Boston will not be an NHL Hub City but there still could be some Stanley Cup playoff hockey at TD Garden later in the summer or early fall.
Given that the city and the state of Massachusetts have been a Coronavirus hotspot it’s not likely but the door has been left open by the NHL, the Boston Bruins, and local government. Boston was not one of the ten cities listed as a potential NHL Hub City when NHL players return to the ice, likely in August, to compete for the 2020 Stanley Cup. However, NHL Commissioner Gary Bettman left the door open for the Conference Finals and Stanley Cup Final to be played in the finalists’ cities.
“Yes. It depends on what the world looks like,” Bettman explained in an interview with Mike Tirico of NBC Sports Wednesday morning. “If you made me guess today I think we’ll be in one of the two hub cities, or conceivably a third city, but if things change dramatically and we have the ability to go back to the home markets [we would do it.] We anticipate playing this without fans, but if at some point things change and we could then obviously we would re-evaluate.
Everything we’ve been doing for the last 10-12 weeks was having to do with preparing for anything that might be in front of us. It’s about having alternatives and having optionality and making sure we were flexible enough to adapt to whatever is going on.”
In a Zoom call with the media later in the day, Boston Bruins President Cam Neely made it clear that he completely understood and respected why TD Garden and Boston were not a finalist to be an NHL Hub City.
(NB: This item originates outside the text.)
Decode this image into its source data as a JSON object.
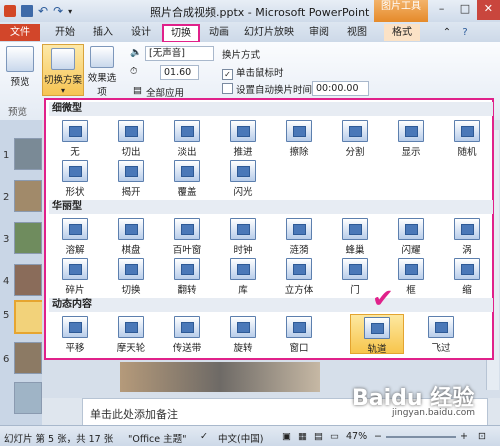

“First and foremost just how hard Boston and the state was hit compared to not even just the country but just globally, and where the state is at opening up leading into [Tuesday’s] announcement,” Neely pointed out when asked why he thought Boston didn’t make the cut. “Really, there’s so much unknown and that’s what everybody’s trying to figure out, unfortunately.
Everything is going to be predicated on the medical community first and foremost on ‘how safe is it? and ‘Is it proper now to testing?’ and ‘Where is the best place to do it’ so as of yesterday, they’ve identified some cities, states or provinces that are currently in better situations but what I think Gary meant by that, come August or September, things could be better in other cities and locations as well.”
The Bruins have been in constant contact with Boston Mayor Marty Walsh and Massachusetts Governor Charlie Baker and on Tuesday, Walsh said he’s always open to ideas from pro sports leagues if they make sense medically and safety-wise.
“Teams could look into things like temperature checks and testing to limit the spread amongst players and staff,” Walsh said in his press briefing on Tuesday. “Any proposals from teams will have to be matched with the proper health and safety protocol to make both staff and players feel comfortable with their plans. I know that some of these leagues where I’m seeing this, there’s some very strict guidelines and regulations. So we will see as we move forward.”
Walsh did make it clear though that there won’t be any fans in TD Garden if the Stanley Cup playoffs come to Boston later in the summer.
“As much as I would love to watch our pro teams play right now, we really have to put the health and safety of Boston residents first,” Walsh said. “As I said before, if pro team sports come back, they’ll be very different than what we’re used to. I don’t think, right now, we’re in a place where we’ll have fans watching and cheering from the stands. We also have to think about the health of the players and the players traveling from other places.”
Three Eastern Conference sites (Columbus, Toronto, and Pittsburgh) and seven Western Conference cities (Chicago, LA, Vegas, Vancouver, Edmonton, Dallas, and Minnesota) were listed as potential NHL Hub Cities during the announcement making the NHL Return To Play plan official.
Multiple reports across the league have Vegas as one of the cities that will be chosen and as Elliotte Friedman pointed out on Hockey Central Wednesday the fact that Los Angeles was surprisingly on that list, they may very well be a solid candidate. Friedman cited the proximity of Disneyland, which could be used for lodging and quarantine, to the Honda Center in Anaheim and the Staples Center in Los Angeles. When asked why they still have such a big list of potential Hub cities, Bettman pointed to the uncertainty of the virus and making sure to leave plenty of options open as long as they can.
“The reason there are so many cities still in contention is that we didn’t want to be in a situation, with things in the world moving so quickly and changing from day-to-day, to get locked in because we don’t want to go to a place where there is a lot of COVID-19 and we don’t want to go to a place where we can’t get the testing that we need,” Bettman told Tirico. “There is going to be extensive testing. Health and safety are the most important things, so testing needs to be available for us on a wide-scale basis without disrupting any medical needs. We’re probably three weeks or more from making a decision. It’s great that we have all of these options.”